Poverty in Canada in 2017

Presently there are 4.9 million people living in poverty in Canada.

What has changed in 50 years?

Although the UN Declaration of Human Rights was established in 1948 it wouldn’t be until 1976 that Canada signed two critically important UN agreements: the International Covenant on Civil and Political Rights and the International Covenant on the Economic, Social and Cultural Rights. And still later international conventions were signed on the rights of children, persons with disabilities, women and many others. Concretely, these covenants require that Canada take steps to progressively achieve fulfillment of these rights. In terms of combating poverty, this means that governments in Canada must create strategies and policies, like the upcoming Canadian Poverty Reduction Strategy, in line with our human rights obligations. A rights focus is not only a legal obligation – it can enrich laws, policies and programs by focusing on long-term structural barriers to equality. As the former Special Rapporteur on extreme poverty and human rights stated:

“What is needed, therefore, is human rights-based change that directly addresses the long-term structural barriers to equality and sets the foundations for a sustainable, socially inclusive society.” – Maria Magdalena Sepúlveda Carmona

What hasn’t changed in 50 years?

High levels of poverty still exist in a wealthy country such as Canada.

What can you do?

Sometimes we feel insignificant in the face of overwhelming numbers such as 4.9 million people living in poverty, or the at least 235,000 people visibly homeless in 2016. “How can one person make a difference?” is what I sometimes hear.  What I can tell you is that each one of us makes a difference. Our voice matters! Here’s what you can do:

  • Read these UN agreements and find out what they mean.
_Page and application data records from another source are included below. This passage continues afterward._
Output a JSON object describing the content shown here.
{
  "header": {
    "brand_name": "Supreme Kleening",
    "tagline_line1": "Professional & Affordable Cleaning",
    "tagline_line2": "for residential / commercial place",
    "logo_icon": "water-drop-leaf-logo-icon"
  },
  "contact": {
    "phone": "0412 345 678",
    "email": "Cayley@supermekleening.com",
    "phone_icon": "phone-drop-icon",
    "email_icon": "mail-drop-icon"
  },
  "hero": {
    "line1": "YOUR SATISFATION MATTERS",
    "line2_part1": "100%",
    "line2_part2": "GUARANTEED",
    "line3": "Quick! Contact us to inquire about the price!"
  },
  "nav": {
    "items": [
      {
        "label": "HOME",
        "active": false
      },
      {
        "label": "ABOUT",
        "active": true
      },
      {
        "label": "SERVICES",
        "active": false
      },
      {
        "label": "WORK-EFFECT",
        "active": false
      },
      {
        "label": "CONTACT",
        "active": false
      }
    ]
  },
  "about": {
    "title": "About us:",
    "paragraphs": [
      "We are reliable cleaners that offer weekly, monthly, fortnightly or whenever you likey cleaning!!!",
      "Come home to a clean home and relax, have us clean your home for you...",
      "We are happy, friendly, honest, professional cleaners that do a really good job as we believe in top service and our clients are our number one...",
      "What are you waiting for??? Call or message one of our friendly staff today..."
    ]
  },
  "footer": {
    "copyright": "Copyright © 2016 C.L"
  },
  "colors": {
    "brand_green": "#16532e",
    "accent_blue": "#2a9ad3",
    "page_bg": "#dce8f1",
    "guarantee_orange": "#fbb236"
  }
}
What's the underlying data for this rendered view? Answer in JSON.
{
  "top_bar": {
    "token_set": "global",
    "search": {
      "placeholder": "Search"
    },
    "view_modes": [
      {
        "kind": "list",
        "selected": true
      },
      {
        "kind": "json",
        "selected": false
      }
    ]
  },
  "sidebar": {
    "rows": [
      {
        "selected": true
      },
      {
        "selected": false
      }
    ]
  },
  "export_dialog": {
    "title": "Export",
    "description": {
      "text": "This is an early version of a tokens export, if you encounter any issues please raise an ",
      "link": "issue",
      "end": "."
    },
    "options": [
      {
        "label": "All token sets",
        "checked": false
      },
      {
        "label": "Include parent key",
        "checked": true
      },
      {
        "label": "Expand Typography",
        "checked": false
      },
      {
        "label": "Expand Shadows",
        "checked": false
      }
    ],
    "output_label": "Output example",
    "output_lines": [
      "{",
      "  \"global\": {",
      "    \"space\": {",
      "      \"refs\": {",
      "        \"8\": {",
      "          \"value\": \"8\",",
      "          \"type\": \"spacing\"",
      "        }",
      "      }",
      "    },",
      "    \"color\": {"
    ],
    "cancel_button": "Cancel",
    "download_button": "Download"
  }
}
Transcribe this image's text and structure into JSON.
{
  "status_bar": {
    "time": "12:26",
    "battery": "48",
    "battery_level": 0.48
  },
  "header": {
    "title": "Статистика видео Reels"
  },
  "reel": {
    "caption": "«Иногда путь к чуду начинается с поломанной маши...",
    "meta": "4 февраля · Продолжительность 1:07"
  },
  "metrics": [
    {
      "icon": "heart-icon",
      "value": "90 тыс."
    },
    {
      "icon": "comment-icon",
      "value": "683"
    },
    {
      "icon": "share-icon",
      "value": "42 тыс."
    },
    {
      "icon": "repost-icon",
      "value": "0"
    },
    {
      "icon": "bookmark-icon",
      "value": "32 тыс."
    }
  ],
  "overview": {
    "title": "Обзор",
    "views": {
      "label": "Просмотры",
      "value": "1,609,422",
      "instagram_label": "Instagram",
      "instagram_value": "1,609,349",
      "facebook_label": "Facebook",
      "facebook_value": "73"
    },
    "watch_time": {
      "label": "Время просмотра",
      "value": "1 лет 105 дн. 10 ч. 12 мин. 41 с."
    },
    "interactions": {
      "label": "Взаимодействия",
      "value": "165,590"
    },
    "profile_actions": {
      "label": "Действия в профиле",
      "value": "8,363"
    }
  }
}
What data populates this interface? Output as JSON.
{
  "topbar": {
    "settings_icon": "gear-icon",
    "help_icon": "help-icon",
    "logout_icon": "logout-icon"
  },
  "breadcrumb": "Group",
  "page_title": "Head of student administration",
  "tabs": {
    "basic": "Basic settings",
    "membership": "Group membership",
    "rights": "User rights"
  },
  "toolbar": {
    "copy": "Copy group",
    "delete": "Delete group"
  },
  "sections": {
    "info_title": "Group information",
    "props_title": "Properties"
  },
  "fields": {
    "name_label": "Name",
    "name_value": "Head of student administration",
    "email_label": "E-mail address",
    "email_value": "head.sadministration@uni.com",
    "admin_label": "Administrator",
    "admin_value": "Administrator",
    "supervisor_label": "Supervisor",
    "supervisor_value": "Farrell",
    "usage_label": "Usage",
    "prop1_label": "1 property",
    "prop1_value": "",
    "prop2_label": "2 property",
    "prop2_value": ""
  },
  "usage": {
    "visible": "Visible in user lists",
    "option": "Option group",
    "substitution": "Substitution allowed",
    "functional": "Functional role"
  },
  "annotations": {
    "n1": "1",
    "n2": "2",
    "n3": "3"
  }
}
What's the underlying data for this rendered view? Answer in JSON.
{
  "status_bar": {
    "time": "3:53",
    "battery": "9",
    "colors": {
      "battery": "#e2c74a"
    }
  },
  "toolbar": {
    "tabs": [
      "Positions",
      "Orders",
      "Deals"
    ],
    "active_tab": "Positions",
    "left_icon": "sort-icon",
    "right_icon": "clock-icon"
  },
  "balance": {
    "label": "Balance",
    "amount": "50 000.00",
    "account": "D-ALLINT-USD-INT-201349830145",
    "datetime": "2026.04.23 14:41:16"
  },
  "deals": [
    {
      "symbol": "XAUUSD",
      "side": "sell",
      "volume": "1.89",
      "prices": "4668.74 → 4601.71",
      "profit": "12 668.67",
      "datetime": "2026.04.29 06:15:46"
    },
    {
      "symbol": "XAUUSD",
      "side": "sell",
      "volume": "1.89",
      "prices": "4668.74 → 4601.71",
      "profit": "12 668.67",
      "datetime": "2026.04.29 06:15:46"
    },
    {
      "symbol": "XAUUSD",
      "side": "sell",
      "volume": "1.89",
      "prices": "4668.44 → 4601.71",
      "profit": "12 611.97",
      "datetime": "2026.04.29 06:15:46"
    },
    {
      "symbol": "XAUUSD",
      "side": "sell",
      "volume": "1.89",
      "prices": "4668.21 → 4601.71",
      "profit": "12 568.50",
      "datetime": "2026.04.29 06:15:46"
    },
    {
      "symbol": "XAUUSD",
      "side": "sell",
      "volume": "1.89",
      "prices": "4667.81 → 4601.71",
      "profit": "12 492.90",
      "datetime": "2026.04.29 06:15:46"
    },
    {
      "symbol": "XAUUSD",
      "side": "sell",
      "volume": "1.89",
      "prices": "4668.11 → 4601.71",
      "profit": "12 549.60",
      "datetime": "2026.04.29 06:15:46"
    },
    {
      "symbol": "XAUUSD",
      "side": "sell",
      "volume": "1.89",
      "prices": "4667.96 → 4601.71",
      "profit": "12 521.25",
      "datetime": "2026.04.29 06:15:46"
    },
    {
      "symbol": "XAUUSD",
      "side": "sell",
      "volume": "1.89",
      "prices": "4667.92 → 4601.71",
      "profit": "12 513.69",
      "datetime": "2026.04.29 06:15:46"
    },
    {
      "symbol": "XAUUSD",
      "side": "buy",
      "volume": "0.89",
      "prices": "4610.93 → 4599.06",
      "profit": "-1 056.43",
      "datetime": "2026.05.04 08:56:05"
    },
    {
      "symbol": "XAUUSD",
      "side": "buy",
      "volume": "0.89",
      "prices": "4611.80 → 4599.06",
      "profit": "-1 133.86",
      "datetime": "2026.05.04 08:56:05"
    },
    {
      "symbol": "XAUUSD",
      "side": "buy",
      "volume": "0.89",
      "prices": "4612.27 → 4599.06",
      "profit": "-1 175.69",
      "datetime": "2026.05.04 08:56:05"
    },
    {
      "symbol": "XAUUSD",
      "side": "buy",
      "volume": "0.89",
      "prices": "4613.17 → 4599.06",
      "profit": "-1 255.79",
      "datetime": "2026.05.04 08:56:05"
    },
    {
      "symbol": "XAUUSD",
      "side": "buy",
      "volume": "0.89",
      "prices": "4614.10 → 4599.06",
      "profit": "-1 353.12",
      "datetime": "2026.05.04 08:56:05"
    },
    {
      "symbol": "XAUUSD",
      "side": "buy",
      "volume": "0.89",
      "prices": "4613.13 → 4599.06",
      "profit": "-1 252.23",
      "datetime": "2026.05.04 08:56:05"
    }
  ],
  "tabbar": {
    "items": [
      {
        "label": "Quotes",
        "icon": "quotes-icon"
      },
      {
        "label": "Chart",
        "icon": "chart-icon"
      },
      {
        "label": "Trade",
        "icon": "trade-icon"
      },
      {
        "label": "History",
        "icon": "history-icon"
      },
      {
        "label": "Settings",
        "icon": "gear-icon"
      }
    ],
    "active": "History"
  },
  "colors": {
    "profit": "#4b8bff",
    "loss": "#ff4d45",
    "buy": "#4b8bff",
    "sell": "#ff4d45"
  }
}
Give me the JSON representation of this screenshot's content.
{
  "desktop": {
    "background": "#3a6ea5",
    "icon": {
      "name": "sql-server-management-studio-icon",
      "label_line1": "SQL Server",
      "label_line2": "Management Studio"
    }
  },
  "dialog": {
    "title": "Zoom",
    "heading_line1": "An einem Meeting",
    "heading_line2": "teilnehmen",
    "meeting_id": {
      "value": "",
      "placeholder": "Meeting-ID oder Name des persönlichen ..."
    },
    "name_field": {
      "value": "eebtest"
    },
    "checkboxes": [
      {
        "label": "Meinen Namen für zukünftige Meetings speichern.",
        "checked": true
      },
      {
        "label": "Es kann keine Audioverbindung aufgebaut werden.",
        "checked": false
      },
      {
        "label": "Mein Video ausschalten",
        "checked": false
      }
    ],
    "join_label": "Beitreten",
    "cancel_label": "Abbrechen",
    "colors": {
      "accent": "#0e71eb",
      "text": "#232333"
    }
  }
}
You can learn even more about human rights and poverty by signing up for CWP’s online rights course starting on July 14th;
  • Ask questions and find out more about the realities of poverty in Canada;
  • See what is already being done, join a campaign and sign a petition;
  • Volunteer with an organization, there is strength in numbers;
  • Contact your Member of Parliament by writing a letter, phoning, or making an appointment;
  • Be creative, have a positive attitude, use social media;
  • Donate your time or money to a cause or organization; and
  • Be persistent, don’t give up, work in collaboration with others and have fun!

In looking to the future in 2067, Canada will look very different than it does now. Fifty years is a long time to create positive change. Canada has the capacity, intelligence, creativity and obligation to effectively address poverty. Working together can achieve this, we can have a Canada without poverty.

Harriett McLachlan is the interim Deputy Director of Canada Without Poverty.